Comforters can be filled with down, feathers, cotton, or synthetic material. Down and silk comforters are typically the most expensive but also the most luxurious. Synthetic fiber comforters are usually less expensive but can still be very cozy. Cotton ones are better in terms of cost and maintenance.
When it comes to lightweight, medium-weight, or heavyweight comforters, try choosing the light one. Heavyweight can be good for cold climates, but when you need better stitching and better fill count, you can find the suitable one for your sleep needs. You need a good comforter for a good rest, not to test your strength.
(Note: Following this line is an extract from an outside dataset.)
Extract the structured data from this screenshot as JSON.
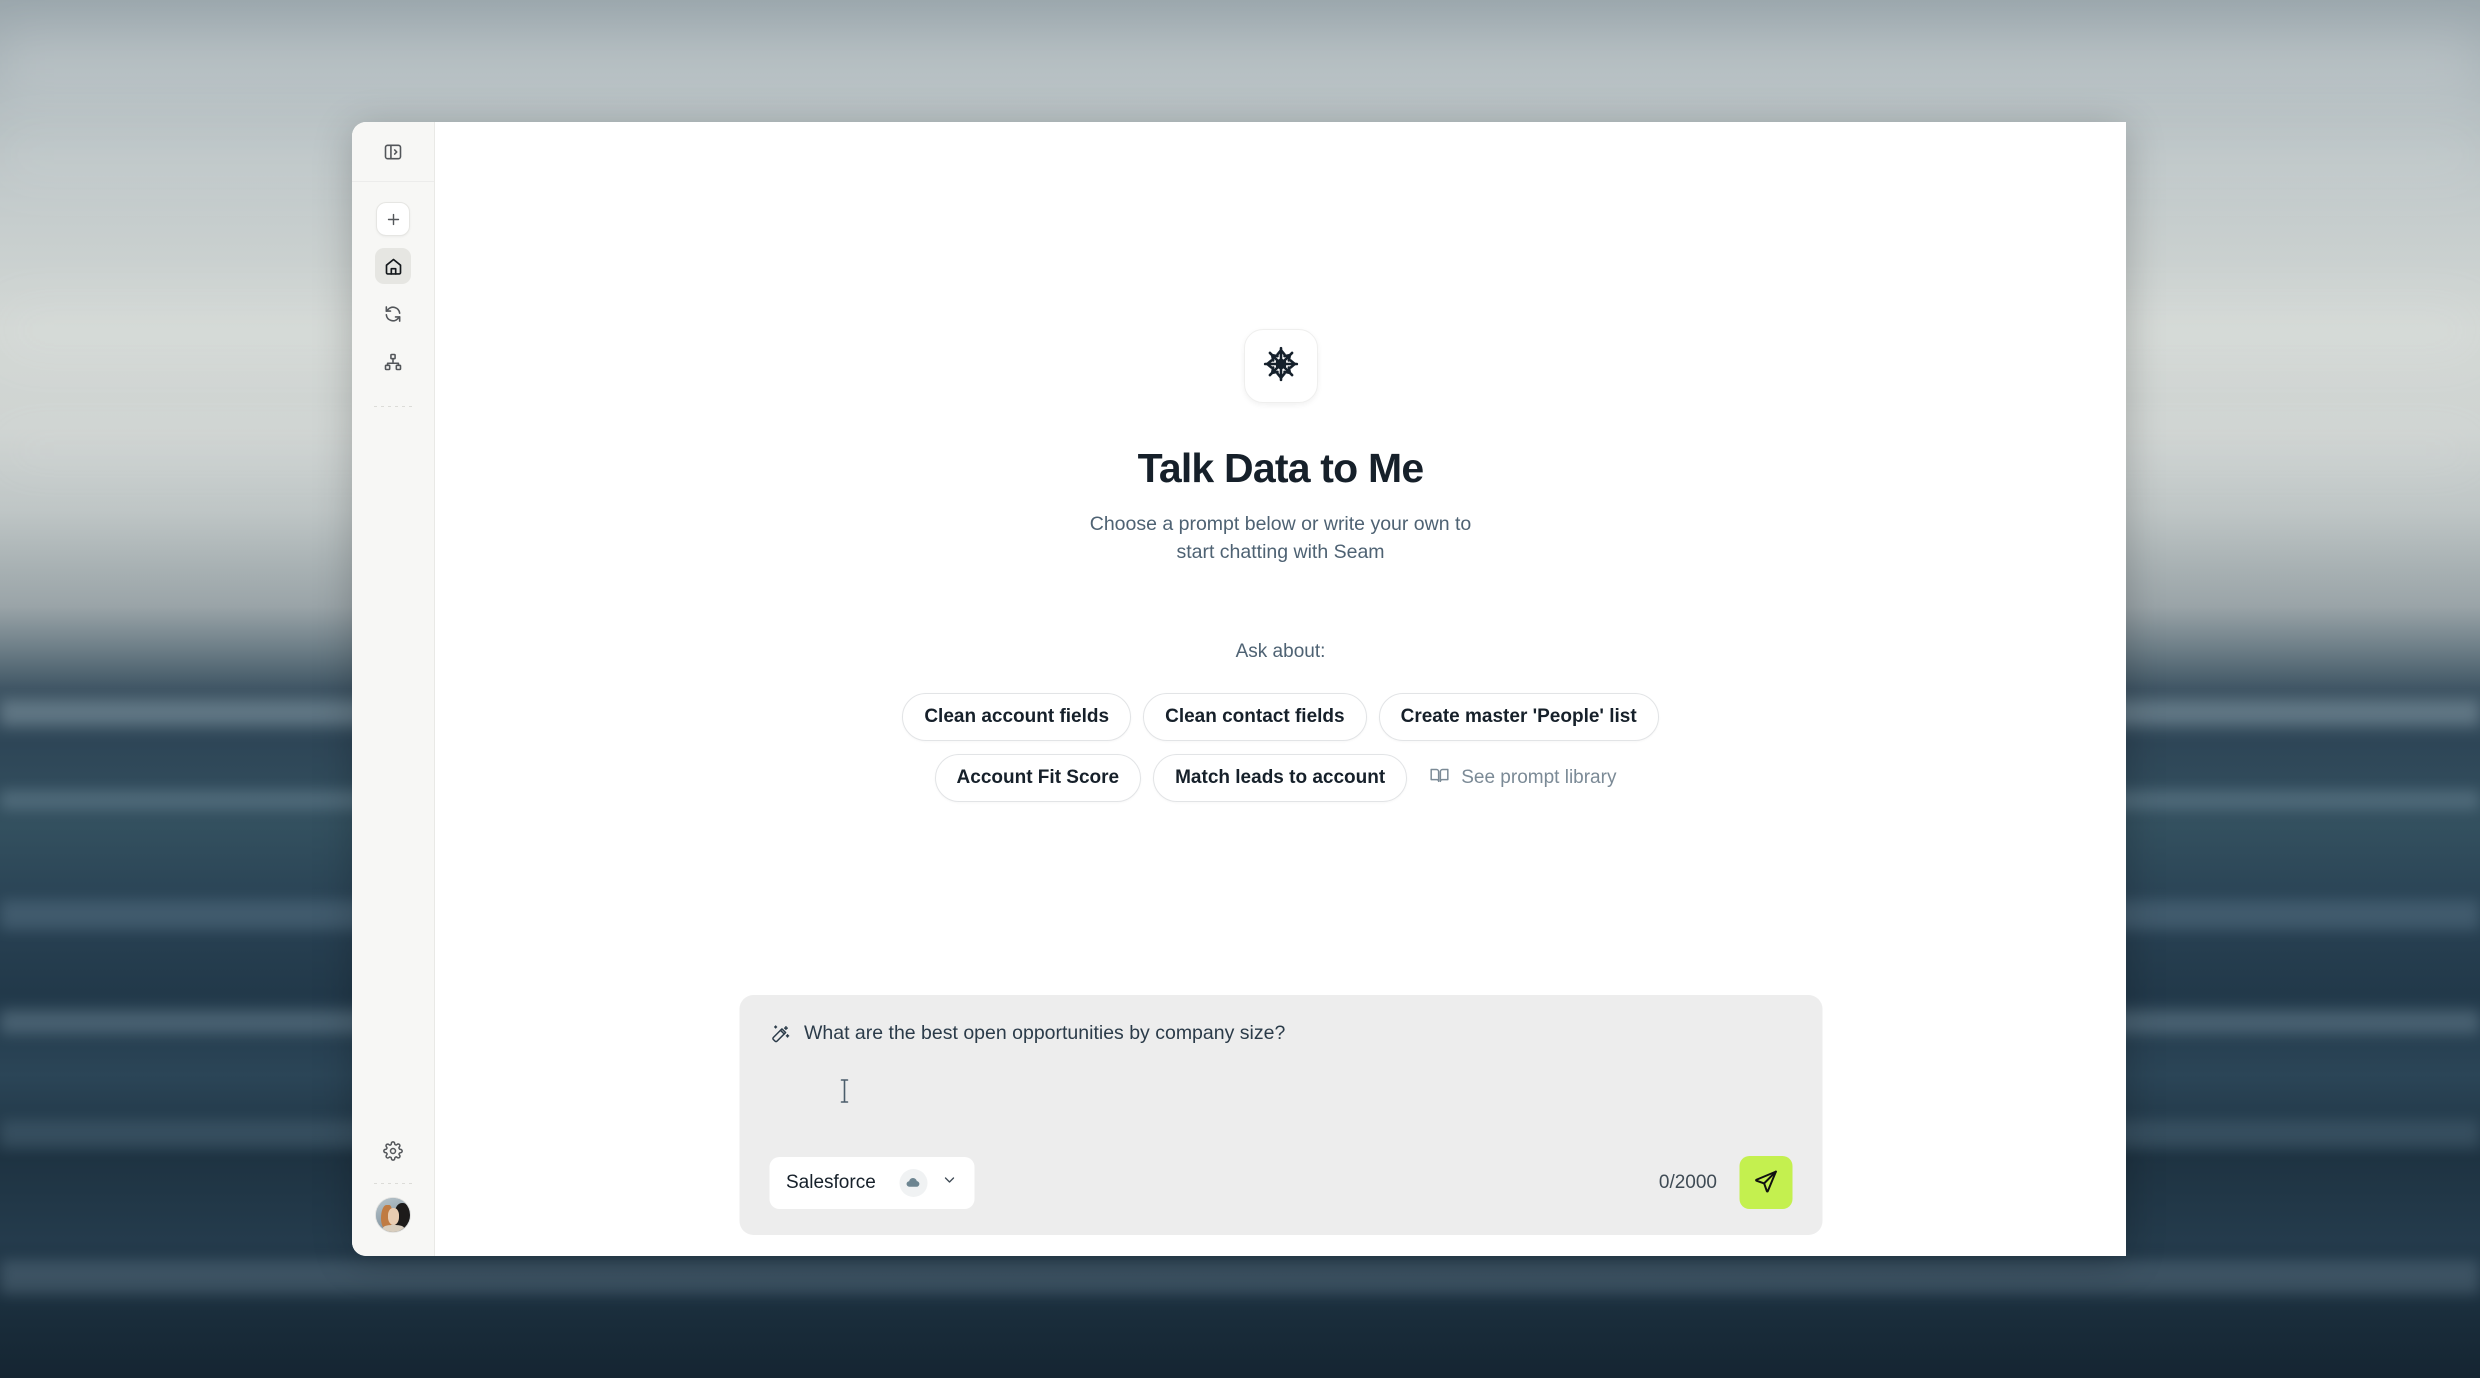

Comforters come in all sizes, including twin, full, queen, and king. Make sure to choose a comforter that goes with your bedroom decor, and ask for an extra large if you can. An oversize comforter covers the drape of your bed and traps the heat from all corners.
With so many options available, it can be overwhelming to choose the right comforter. But if you follow all this advice, you can find the one that you are looking for. And when you find the right one, do tell us about your buying journey in our comment section.
Disclaimer: What is said in this article has been referenced from multiple sources and is intended only for educational and informational purposes. Please note that no content in this article is a substitute for professional advice from a qualified doctor or healthcare provider. Always consult an experienced doctor with any concerns you may have regarding a health condition or treatment, and never disregard any medical suggestions or delay in seeking treatment because of something you read here.